A FATHER who was banned from working and faced deportation has pinned his hopes of staying in the UK on the Windrush scheme.

Darren Harrety moved from the British colony of Punta Gorda in Belize, Central America, to England with his mother on a Belize passport when he was six months old. They were granted indefinite leave to stay in the UK.

But his world came crashing down in 2010 when he was told he could no longer work when the Home Office could not find proof of his arrival in the country and his mother’s passport had been lost.

The 36-year-old said he has fought to remain in the UK and has been unsuccessful with previous applications after spending thousands of pounds.

However, the father-of-six, from Nelson, said he has now applied for citizenship through the Windrush scheme.

Mr Harrety said this was the third type of citizen application he had sent off and he expects an answer in six months.

The Windrush scheme was launched this year to help Commonwealth nationals who settled in the UK before 1973 gain citizenship.

It processes citizenship applications for adults and the children of the Windrush generation who joined their parents before they turned 18.

He said: “I’m desperate for good news.

“I have lived here since I was six months old, I am British and I feel British.

“I went to school here, college and worked here all my life.

“I filled out the paper work, they’ve taken my fingerprints and a photograph.

“If this doesn’t work I don’t know what I would do.”

Darren never had his own passport or driving licence but using his birth certificate as identification he was able to vote, get married, hold bank accounts, work and even buy his own home aged 20.

Mr Harrety, a former shop fitter, said he wants to be allowed employment again so he can provide for his family.

He said: “My wife Kathryn works very hard but I want to be able to share the load with her.
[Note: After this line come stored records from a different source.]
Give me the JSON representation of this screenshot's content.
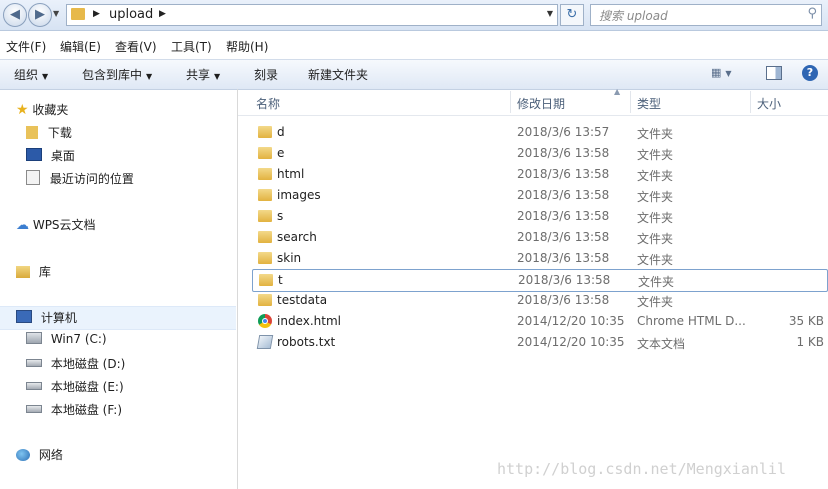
{
  "address": {
    "path": "upload",
    "search_placeholder": "搜索 upload"
  },
  "menu": [
    "文件(F)",
    "编辑(E)",
    "查看(V)",
    "工具(T)",
    "帮助(H)"
  ],
  "toolbar": {
    "organize": "组织",
    "include_in_library": "包含到库中",
    "share": "共享",
    "burn": "刻录",
    "new_folder": "新建文件夹"
  },
  "nav": {
    "favorites": "收藏夹",
    "downloads": "下载",
    "desktop": "桌面",
    "recent": "最近访问的位置",
    "wps": "WPS云文档",
    "libraries": "库",
    "computer": "计算机",
    "drive_c": "Win7 (C:)",
    "drive_d": "本地磁盘 (D:)",
    "drive_e": "本地磁盘 (E:)",
    "drive_f": "本地磁盘 (F:)",
    "network": "网络"
  },
  "columns": {
    "name": "名称",
    "modified": "修改日期",
    "type": "类型",
    "size": "大小"
  },
  "files": [
    {
      "name": "d",
      "date": "2018/3/6 13:57",
      "type": "文件夹",
      "size": "",
      "icon": "folder-icon"
    },
    {
      "name": "e",
      "date": "2018/3/6 13:58",
      "type": "文件夹",
      "size": "",
      "icon": "folder-icon"
    },
    {
      "name": "html",
      "date": "2018/3/6 13:58",
      "type": "文件夹",
      "size": "",
      "icon": "folder-icon"
    },
    {
      "name": "images",
      "date": "2018/3/6 13:58",
      "type": "文件夹",
      "size": "",
      "icon": "folder-icon"
    },
    {
      "name": "s",
      "date": "2018/3/6 13:58",
      "type": "文件夹",
      "size": "",
      "icon": "folder-icon"
    },
    {
      "name": "search",
      "date": "2018/3/6 13:58",
      "type": "文件夹",
      "size": "",
      "icon": "folder-icon"
    },
    {
      "name": "skin",
      "date": "2018/3/6 13:58",
      "type": "文件夹",
      "size": "",
      "icon": "folder-icon"
    },
    {
      "name": "t",
      "date": "2018/3/6 13:58",
      "type": "文件夹",
      "size": "",
      "icon": "folder-icon"
    },
    {
      "name": "testdata",
      "date": "2018/3/6 13:58",
      "type": "文件夹",
      "size": "",
      "icon": "folder-icon"
    },
    {
      "name": "index.html",
      "date": "2014/12/20 10:35",
      "type": "Chrome HTML D...",
      "size": "35 KB",
      "icon": "chrome-icon"
    },
    {
      "name": "robots.txt",
      "date": "2014/12/20 10:35",
      "type": "文本文档",
      "size": "1 KB",
      "icon": "text-file-icon"
    }
  ],
  "watermark": "http://blog.csdn.net/Mengxianlil",
  "colors": {
    "accent": "#3b6ea8",
    "folder": "#e2b240",
    "selection_border": "#7da2ce"
  }
}
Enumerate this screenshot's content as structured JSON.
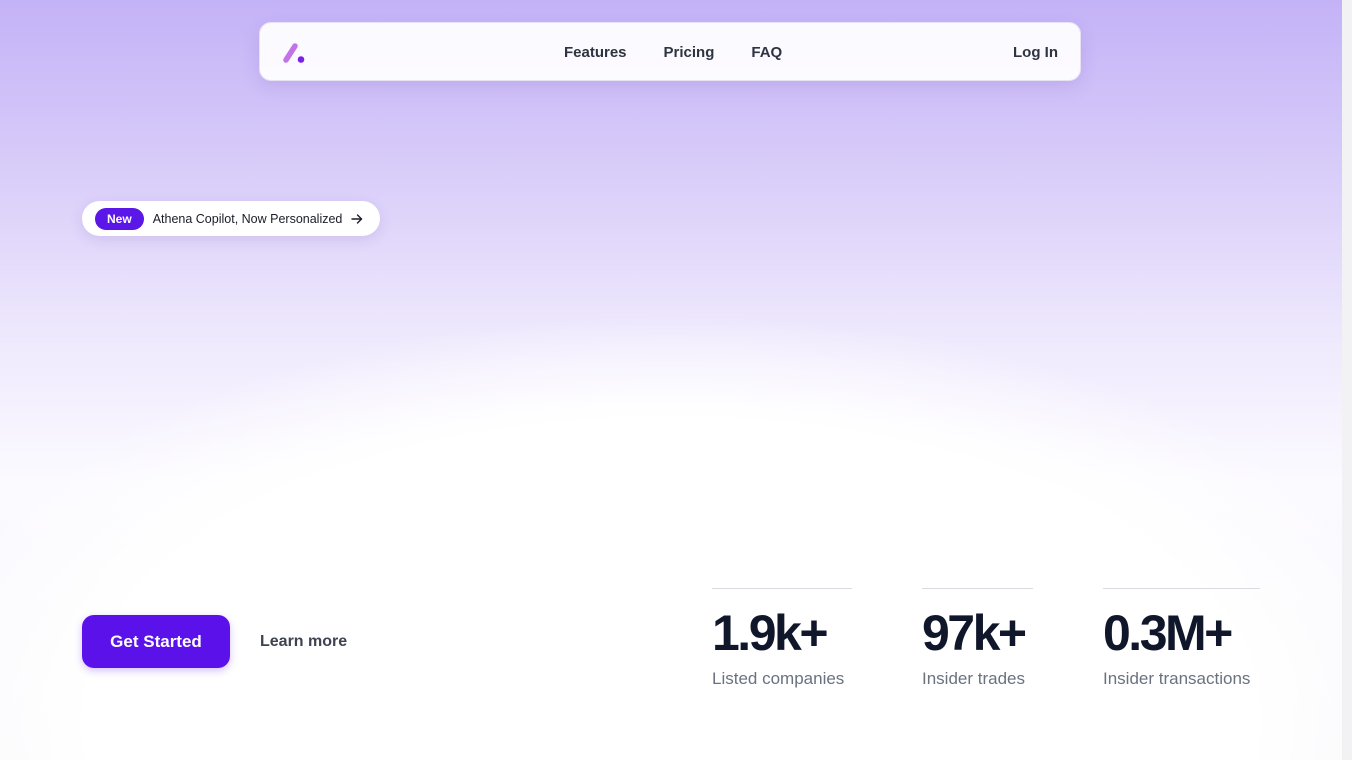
{
  "nav": {
    "logo": "logo-mark",
    "links": [
      "Features",
      "Pricing",
      "FAQ"
    ],
    "login": "Log In"
  },
  "announcement": {
    "badge": "New",
    "text": "Athena Copilot, Now Personalized",
    "icon": "arrow-right-icon"
  },
  "cta": {
    "primary": "Get Started",
    "secondary": "Learn more"
  },
  "stats": [
    {
      "value": "1.9k+",
      "label": "Listed companies"
    },
    {
      "value": "97k+",
      "label": "Insider trades"
    },
    {
      "value": "0.3M+",
      "label": "Insider transactions"
    }
  ],
  "colors": {
    "accent": "#5b12ea",
    "badge": "#5b16e8",
    "logo_light": "#c173e8",
    "logo_dark": "#7b20e6",
    "text_dark": "#11172a",
    "text_muted": "#6a7280"
  }
}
“A father should be able to provide and I want to, I am able and fit to work.

“It’s going to be a long six months, but I have been fighting this for years. I hope it goes through.”